Non-harm, caring, self-determination and justice

The two American bioethicists Beauchamp and Childress have placed four “medium-range principles” at the center of their ethical considerations.

Next to the Not hurts principle (nonmaleficence), which forbids harming others to life, limb or property, Beauchamp and Childress use the principle of positive things Duty of care (beneficence), the principle of Self-determination and respect for autonomy (autonomy) and finally the principle of justice (justice) to the principles of medium range.

Beauchamp and Childress apply these principles to a large number of specific questions and problems.


The two authors Tom L. Beauchamp and James Childress assume in their influential book "Principles of Biomedical Ethics" (since 1987) from different theoretical starting points - Beauchamp rather from utilitarian, Childress from deontological premises. Based on widely recognized moral concepts and compatible with various theoretical starting points, their goal was to create a kind common morality to formulate. Beauchamp and Childress prefer a pluralistic, coherentist theory, which is characterized by a network of norms, values ​​and moral intuitions, to an orientation towards a monistic moral theory.


For Beauchamp and Childress, the selected principles are something like the “guiding principles” of the moral discourse at the middle level and have the character of prima facie duties that have to be concretized and weighed against each other in cases of conflict. Beauchamp and Childress do not explain what weight they each have and what principle should take precedence in each case; however, they do provide some criteria for tradeoffs.

Principle of justice

Questions of justice arise, for example, with regard to the fair distribution of resources such as financial means or other goods (see distributive justice). Hardly anyone denies that justice is an important aspect.

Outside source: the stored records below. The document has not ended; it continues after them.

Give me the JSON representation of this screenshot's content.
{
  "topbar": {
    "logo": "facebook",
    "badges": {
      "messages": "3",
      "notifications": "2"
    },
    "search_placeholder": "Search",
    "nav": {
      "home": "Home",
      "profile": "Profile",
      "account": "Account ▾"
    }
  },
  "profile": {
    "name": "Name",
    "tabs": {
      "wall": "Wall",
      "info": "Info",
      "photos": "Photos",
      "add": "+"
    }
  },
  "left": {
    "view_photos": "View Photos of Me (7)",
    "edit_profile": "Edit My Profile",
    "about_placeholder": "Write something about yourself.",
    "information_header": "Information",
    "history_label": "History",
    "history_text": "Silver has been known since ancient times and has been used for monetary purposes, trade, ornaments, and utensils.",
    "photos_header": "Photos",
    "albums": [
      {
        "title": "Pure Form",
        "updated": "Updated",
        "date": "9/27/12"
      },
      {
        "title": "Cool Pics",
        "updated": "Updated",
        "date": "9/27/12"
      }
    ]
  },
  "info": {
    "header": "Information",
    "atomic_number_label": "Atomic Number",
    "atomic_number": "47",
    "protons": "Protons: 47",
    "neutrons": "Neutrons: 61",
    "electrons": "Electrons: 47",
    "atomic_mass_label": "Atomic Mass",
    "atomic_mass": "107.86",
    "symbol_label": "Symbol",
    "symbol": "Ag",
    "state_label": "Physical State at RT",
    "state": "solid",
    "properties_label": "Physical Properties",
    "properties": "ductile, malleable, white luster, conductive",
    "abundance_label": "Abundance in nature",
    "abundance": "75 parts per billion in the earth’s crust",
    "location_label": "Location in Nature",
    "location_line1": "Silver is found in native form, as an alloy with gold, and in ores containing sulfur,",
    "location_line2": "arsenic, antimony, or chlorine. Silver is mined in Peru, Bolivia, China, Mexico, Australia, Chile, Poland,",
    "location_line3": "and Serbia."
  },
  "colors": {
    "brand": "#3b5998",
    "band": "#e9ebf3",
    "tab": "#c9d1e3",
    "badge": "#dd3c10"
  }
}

In practice, however, the principle of justice always needs further interpretation and specification.

One can basically distinguish between two types of justice:

  • Formal justice: "Equals should be treated equally, unequal should be treated unequally".
  • Material justice: "Goods should be distributed as needed".


The three other principles, on the other hand, can be "translated" into a series of specific rules, some of which are listed here as examples:

No damage principle

  • Do not cause pain or suffering to others!
  • Don't incapacitate anyone!
  • Do not cause any injury!
  • Do not deprive anyone of their livelihoods!

Principle of positive care

  • Protect and defend the rights of others!
  • Prevent others from being exposed to harm!
  • Eliminate conditions that will harm others!
  • Help people with disabilities!
  • Rescue people in danger!

Principle of self-determination

  • Tell the truth!
  • Respect each other's privacy!
  • Protect confidential information!
  • When asked, help others make important decisions!